===== Given records

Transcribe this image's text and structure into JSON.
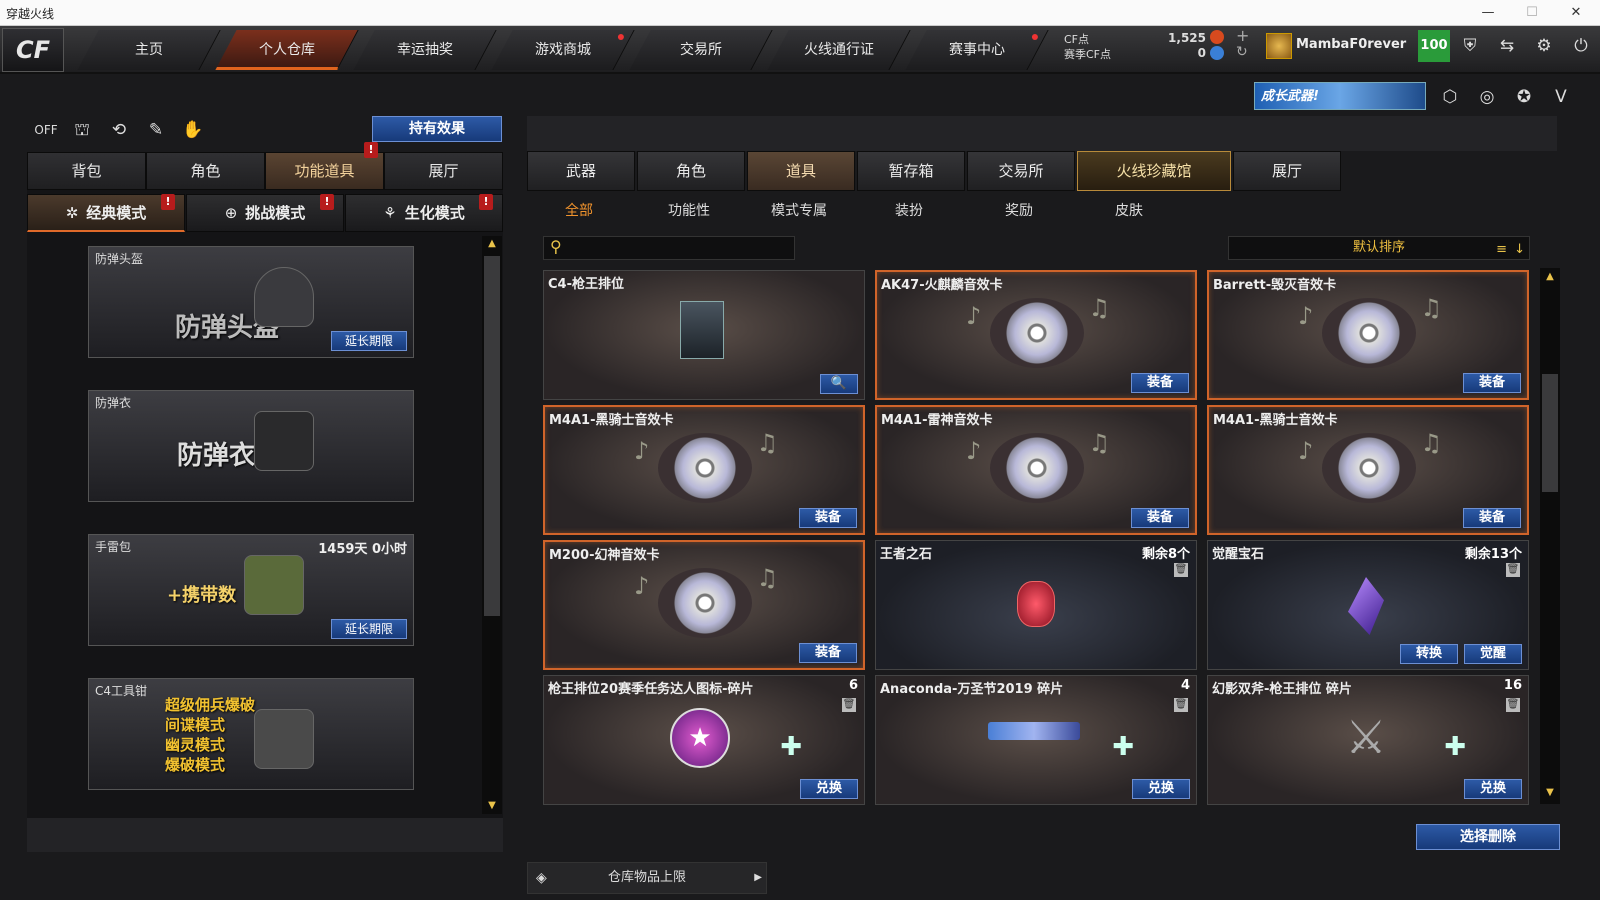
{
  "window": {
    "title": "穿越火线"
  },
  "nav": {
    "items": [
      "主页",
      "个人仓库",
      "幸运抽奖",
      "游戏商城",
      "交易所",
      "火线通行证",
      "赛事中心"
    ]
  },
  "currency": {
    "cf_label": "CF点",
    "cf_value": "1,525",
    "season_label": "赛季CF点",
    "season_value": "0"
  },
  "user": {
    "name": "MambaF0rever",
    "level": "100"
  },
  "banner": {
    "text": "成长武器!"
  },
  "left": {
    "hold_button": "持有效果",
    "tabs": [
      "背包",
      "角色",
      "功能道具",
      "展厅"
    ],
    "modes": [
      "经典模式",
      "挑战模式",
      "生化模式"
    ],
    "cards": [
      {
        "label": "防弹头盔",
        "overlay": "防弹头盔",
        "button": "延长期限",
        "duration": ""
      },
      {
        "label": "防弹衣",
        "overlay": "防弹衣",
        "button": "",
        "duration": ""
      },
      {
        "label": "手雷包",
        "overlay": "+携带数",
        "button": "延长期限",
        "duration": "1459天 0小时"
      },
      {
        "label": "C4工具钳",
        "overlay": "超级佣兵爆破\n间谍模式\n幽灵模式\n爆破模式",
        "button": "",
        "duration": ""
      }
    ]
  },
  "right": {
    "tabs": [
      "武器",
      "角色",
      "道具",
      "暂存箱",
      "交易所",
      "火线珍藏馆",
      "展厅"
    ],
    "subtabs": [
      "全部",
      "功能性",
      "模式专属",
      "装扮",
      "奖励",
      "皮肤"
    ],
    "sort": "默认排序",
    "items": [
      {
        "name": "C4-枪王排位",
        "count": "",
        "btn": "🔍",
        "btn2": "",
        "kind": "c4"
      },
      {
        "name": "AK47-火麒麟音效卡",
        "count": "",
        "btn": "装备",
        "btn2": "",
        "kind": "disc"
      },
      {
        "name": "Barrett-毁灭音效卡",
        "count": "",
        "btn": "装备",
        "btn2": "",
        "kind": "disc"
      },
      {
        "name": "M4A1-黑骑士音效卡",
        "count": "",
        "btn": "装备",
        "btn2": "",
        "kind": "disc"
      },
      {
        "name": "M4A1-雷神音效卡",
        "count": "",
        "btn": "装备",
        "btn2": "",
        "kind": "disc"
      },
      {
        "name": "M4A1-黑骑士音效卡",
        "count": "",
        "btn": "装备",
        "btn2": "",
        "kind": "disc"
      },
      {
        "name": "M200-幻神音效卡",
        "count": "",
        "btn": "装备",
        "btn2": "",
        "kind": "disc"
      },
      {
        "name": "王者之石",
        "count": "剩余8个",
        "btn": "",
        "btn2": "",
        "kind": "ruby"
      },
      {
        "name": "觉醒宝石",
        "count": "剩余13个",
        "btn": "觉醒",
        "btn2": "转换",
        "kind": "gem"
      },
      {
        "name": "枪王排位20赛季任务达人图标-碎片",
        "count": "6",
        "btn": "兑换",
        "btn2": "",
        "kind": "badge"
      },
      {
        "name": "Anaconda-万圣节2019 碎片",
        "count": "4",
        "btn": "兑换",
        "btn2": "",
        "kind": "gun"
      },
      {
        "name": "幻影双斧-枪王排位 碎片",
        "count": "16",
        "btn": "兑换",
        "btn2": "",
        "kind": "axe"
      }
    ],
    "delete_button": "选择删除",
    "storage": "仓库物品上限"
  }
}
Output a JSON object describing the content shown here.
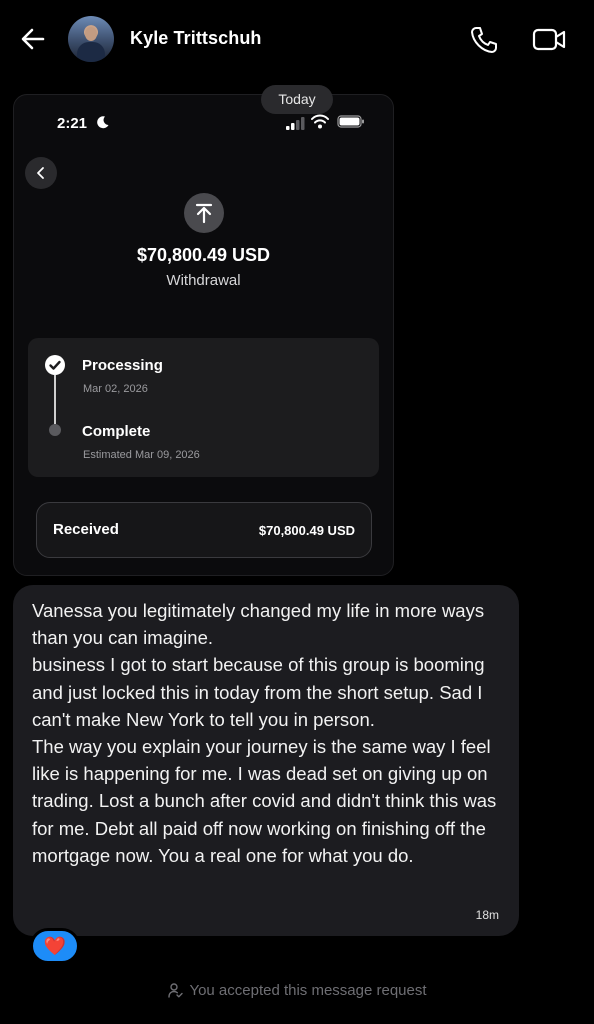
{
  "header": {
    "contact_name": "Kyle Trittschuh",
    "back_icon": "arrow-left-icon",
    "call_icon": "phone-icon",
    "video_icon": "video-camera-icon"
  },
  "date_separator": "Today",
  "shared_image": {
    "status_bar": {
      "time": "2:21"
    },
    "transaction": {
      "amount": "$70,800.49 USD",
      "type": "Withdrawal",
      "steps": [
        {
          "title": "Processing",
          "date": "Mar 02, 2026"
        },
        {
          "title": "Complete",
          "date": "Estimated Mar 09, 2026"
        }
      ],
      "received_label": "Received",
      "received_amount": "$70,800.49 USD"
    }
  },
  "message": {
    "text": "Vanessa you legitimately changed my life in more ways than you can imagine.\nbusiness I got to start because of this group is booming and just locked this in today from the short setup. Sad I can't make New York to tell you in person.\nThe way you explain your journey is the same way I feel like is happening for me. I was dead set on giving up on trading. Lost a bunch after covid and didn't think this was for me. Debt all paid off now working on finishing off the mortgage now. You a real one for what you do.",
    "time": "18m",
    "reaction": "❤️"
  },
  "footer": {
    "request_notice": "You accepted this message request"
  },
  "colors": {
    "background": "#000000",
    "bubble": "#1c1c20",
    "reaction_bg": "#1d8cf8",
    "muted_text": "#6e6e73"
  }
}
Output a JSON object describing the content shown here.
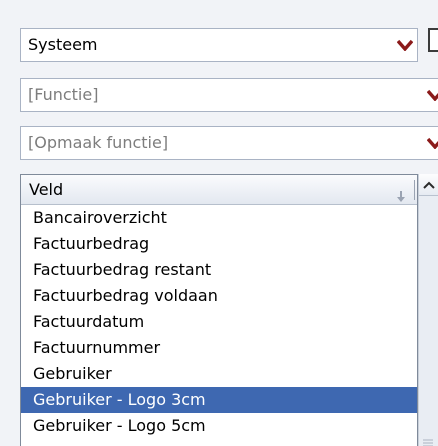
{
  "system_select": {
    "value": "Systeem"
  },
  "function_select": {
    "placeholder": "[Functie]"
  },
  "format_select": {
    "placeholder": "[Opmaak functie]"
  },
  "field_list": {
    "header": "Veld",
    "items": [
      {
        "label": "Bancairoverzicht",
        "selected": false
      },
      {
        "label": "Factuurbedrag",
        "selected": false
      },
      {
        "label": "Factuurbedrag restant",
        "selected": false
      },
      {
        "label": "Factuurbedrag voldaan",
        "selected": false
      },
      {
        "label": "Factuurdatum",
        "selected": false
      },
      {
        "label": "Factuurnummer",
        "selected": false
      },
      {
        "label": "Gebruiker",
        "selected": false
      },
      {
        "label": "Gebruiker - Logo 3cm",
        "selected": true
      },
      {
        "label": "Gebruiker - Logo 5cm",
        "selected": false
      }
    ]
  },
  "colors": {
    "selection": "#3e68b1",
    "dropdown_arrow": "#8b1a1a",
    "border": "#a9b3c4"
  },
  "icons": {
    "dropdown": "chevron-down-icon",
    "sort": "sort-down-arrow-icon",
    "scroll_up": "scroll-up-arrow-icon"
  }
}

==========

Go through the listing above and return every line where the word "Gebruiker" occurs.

        "label": "Gebruiker",
        "label": "Gebruiker - Logo 3cm",
        "label": "Gebruiker - Logo 5cm",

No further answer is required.